Let’s not forget the assassinations and extra-judicial executions. Assassination became official Israeli policy in 2000, although some experts say it was initiated by the Zionists as far back as 1944. Their preferred method is the air-strike, which is lazy and often messy, as demonstrated in 2002 when Israeli F-16 warplanes bombed the house of Sheikh Salah Shehadeh, the military commander of Hamas, in Gaza City, killing not just him but at least 11 other Palestinians, including seven children, and wounding 120 others. Since then B’Tselem has listed numerous Palestinians who have been eliminated in targeted killings.
Aren’t children allowed to speak freely?
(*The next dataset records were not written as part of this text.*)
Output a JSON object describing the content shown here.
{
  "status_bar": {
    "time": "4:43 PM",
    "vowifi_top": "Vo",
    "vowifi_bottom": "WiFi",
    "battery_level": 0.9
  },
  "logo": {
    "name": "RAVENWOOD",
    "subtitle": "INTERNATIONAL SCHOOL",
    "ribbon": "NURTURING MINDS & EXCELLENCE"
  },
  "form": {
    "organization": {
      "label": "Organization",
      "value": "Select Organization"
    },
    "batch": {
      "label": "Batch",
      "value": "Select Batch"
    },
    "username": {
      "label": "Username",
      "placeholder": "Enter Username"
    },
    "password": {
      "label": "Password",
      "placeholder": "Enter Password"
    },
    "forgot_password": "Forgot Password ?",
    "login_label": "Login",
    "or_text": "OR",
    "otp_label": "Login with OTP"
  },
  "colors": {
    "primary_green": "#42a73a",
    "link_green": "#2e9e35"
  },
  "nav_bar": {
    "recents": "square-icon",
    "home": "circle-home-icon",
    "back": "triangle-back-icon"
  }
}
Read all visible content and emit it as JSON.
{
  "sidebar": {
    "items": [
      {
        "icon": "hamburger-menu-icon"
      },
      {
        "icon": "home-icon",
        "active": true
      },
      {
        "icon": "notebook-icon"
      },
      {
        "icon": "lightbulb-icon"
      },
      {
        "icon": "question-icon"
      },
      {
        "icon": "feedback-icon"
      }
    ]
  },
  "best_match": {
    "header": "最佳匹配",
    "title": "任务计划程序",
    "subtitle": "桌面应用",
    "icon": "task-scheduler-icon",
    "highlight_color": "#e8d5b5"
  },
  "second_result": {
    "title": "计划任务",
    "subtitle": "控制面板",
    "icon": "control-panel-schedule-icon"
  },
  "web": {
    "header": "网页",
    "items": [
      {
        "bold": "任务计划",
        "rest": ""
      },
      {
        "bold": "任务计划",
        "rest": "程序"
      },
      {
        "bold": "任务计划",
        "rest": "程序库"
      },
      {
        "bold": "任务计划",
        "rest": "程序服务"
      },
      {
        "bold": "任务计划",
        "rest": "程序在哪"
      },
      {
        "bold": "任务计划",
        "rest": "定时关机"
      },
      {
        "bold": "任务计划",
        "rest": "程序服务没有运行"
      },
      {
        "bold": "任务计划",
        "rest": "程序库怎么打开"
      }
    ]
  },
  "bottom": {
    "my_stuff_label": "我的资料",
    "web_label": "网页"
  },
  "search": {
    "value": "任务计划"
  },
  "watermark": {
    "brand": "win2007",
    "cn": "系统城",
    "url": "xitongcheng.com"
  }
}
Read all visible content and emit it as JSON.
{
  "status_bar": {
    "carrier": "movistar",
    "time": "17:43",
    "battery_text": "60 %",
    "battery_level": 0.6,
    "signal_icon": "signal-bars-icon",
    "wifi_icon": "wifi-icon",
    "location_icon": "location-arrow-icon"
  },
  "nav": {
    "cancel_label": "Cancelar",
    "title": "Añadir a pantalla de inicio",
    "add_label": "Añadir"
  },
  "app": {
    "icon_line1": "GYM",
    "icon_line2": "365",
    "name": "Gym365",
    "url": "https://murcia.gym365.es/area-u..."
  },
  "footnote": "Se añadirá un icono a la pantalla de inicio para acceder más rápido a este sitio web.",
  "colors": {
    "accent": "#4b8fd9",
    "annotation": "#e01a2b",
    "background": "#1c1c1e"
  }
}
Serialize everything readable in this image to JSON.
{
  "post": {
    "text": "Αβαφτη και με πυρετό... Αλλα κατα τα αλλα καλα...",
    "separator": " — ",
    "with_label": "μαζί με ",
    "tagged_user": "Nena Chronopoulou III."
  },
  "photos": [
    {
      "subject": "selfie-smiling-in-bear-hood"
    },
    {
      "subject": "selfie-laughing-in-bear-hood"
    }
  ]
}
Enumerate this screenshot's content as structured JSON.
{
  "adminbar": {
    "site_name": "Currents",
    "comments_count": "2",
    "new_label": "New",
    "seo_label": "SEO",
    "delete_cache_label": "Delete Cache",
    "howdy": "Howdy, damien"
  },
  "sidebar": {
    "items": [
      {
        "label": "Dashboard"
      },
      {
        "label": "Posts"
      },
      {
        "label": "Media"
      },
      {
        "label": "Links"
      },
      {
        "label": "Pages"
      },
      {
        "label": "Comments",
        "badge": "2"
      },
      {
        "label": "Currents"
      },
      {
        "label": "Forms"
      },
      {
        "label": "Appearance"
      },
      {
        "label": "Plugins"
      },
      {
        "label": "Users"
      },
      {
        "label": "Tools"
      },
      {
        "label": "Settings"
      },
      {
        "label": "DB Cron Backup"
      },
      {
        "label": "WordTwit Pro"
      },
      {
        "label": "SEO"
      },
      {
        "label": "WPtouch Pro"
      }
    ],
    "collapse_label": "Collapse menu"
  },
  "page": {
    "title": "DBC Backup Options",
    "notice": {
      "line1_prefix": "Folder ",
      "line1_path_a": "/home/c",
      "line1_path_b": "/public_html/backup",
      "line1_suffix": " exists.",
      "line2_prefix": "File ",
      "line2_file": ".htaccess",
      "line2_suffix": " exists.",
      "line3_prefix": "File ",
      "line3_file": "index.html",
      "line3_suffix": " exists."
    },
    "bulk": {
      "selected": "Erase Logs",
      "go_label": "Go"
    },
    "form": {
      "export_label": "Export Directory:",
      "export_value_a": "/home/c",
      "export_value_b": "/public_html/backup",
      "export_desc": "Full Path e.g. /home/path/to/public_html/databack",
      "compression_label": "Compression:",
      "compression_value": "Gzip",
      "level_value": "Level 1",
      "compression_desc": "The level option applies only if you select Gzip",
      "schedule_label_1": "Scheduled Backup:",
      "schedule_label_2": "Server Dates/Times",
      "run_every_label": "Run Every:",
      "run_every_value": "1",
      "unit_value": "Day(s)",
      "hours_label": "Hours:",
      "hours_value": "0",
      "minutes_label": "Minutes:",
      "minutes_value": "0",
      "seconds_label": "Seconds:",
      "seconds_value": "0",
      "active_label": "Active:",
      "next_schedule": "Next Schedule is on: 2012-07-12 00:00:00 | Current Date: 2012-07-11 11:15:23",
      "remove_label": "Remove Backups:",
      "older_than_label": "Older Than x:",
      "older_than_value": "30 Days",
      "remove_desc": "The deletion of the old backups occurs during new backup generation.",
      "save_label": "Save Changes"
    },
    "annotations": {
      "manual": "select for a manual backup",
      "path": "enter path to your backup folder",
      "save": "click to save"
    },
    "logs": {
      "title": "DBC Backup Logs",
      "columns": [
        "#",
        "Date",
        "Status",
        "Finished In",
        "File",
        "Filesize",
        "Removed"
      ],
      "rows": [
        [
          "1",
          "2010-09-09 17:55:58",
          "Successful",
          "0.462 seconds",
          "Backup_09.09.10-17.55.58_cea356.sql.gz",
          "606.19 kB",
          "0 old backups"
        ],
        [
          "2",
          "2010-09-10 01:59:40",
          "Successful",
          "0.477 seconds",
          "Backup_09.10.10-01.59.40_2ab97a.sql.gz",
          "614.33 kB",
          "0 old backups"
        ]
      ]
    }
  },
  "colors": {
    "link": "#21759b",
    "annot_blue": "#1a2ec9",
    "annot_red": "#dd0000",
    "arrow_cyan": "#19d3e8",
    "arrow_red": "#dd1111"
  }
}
Back to the surrender at Bannockburn… The site and its heritage centre, managed by The National Trust for Scotland (NTS), play an educational role and, as the NTS surely knows, the European Convention on Human Rights provides for freedom of expression which applies not only to information or ideas that are favourably received or regarded as inoffensive, but also to those that offend, shock or disturb.
Article 10 of the European Convention on Human Rights says that everyone has the right to freedom of expression, including “without interference by public authority and regardless of frontiers”. And Article 19 of the Universal Declaration of Human Rights says much the same thing, subject of course to the usual limitations required by law and respect for the rights of others.
Are schoolchildren denied these rights to free speech?
So the authorities, once again, are apologising to the wrong people. The NTS, if it means what it says that “clearly more judgement should have been exercised in this case”, ought to say a big SORRY to the kids they punished for telling the truth.
Robert the Bruce, who sent the English intruder packing at Bannockburn in 1314 in the first Scottish War of Independence, will be spinning in his grave if he hears about the abject surrender on his hallowed battlefield by the National Trust for Scotland to such pitiful complaints aimed at brave and honest children. Members of the NTS might consider a protest of their own and tell management that if it doesn’t do the right thing here they’ll switch their membership to the National Trust for England, Wales and Northern Ireland (which provides free access to NTS properties).
I have just done that.
“Charities” should apologise to Scottish school children for suppressing history. Charities caved in to Zionists’ terror demands to suppress Palestinian history